How to Talk to Reporters Without Alienating Clients


Media relations is a wonderful tool for building exposure, especially for those who work in professional services, like accountants, lawyers and consultants. Getting your name and commentary in the press establishes credibility, because it comes with an implicit endorsement from the media outlet that you are a leading expert on the topic.

It also helps your company’s exposure through search rankings and, let’s be honest, it feels good to see your name in print (or online).

One of the most common excuses I hear from professional service firms not to engage with media is fear of alienating clients. The general concern is that someone from the firm will see something that diverges from their client’s position, and that client will angrily redirect all of their business elsewhere. It sounds a bit dramatic, but I wouldn’t be surprised to hear that some have lost – or nearly lost – clients over less.

Even if that sounds totally plausible to you, the fact is, there are plenty of safe ways to engage with reporters without risking client relationships. Here are a few examples:

1. Provide context or explanation without taking a stance. Often laws and policies that cause controversy on the public stage can be hard for non-experts to follow. If you have expertise on an issue that is at the center of the news media’s attention, but has your client base divided, offer to help reporters better understand the nuances of the issue and their various implications on those affected without taking a decisive stance on the issue. Even if you don't end up quoted in an article, you can build goodwill with reporters that will lead to future opportunities.

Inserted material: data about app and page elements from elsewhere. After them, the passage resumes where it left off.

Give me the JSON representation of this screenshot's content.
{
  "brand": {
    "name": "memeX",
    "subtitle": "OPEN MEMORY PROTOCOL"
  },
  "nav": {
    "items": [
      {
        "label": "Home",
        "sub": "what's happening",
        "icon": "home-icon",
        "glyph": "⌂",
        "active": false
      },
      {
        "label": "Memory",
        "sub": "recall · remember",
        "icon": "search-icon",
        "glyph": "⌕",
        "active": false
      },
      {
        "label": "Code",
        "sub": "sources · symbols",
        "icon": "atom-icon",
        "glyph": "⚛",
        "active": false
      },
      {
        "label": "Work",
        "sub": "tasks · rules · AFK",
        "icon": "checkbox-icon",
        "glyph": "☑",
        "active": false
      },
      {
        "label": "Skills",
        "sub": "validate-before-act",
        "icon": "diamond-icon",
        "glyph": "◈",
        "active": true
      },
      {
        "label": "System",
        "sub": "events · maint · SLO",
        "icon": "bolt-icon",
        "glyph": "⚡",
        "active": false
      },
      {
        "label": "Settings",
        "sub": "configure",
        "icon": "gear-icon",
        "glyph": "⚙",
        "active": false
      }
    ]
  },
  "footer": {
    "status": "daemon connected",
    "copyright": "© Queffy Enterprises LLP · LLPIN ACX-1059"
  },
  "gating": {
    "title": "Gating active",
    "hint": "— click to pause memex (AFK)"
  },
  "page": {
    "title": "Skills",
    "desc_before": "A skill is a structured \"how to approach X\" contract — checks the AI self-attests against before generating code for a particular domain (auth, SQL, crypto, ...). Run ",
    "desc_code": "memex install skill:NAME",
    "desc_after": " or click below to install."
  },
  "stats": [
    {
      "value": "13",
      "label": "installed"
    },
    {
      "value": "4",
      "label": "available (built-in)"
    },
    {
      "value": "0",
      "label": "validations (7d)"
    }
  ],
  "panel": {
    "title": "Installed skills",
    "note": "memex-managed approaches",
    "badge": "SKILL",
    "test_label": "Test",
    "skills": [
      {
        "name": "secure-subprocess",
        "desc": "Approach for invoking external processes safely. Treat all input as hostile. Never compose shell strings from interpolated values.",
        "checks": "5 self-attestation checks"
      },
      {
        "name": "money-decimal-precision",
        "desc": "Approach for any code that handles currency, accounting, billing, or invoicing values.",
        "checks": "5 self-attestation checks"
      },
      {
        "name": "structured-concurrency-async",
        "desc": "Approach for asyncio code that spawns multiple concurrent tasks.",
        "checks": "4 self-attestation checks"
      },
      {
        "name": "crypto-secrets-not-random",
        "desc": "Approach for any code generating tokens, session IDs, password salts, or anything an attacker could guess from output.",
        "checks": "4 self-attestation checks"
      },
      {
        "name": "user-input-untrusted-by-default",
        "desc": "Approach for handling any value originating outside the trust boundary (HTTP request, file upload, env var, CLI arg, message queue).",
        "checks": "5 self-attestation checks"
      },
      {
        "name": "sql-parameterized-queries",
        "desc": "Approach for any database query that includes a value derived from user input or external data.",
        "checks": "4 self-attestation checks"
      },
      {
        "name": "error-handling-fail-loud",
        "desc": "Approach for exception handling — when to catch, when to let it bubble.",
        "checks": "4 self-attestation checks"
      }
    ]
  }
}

2. Offer commentary about trends. Provide perspective on issues that are trending in your area of expertise, like new tax proposals, legal cases under review or growing market forces that are likely to affect client decisions. What’s on the horizon that your client base should be aware of or thinking about and what about it do they need to know? Even just raising a reporter's attention to these issues can lead to good media coverage for you and your company.

3. Contribute original content. Write articles about relevant topics and submit them for publication to industry magazines and newsletters. These outlets are often understaffed and appreciate contributed articles from authors who have credibility on issues that matter to their readers. Most will edit for style and length, but once you agree on a topic, they leave the content to the writer. That means you can exclude anything you wouldn’t want your clients to read.

Finally, however you choose to engage with media, don’t underestimate the value of media training, which teaches you how to maintain control of any conversation and give powerful interviews while adhering to a refined or limited set of messages.

Working with reporters can be intimidating for those who haven’t done it, especially when your business requires you to show discretion, but don't let fear get in the way of your success. If you want to learn more about how to implement a media relations program without alienating your clients, contact us. We can help you design effective PR strategies that make sense for you and your business.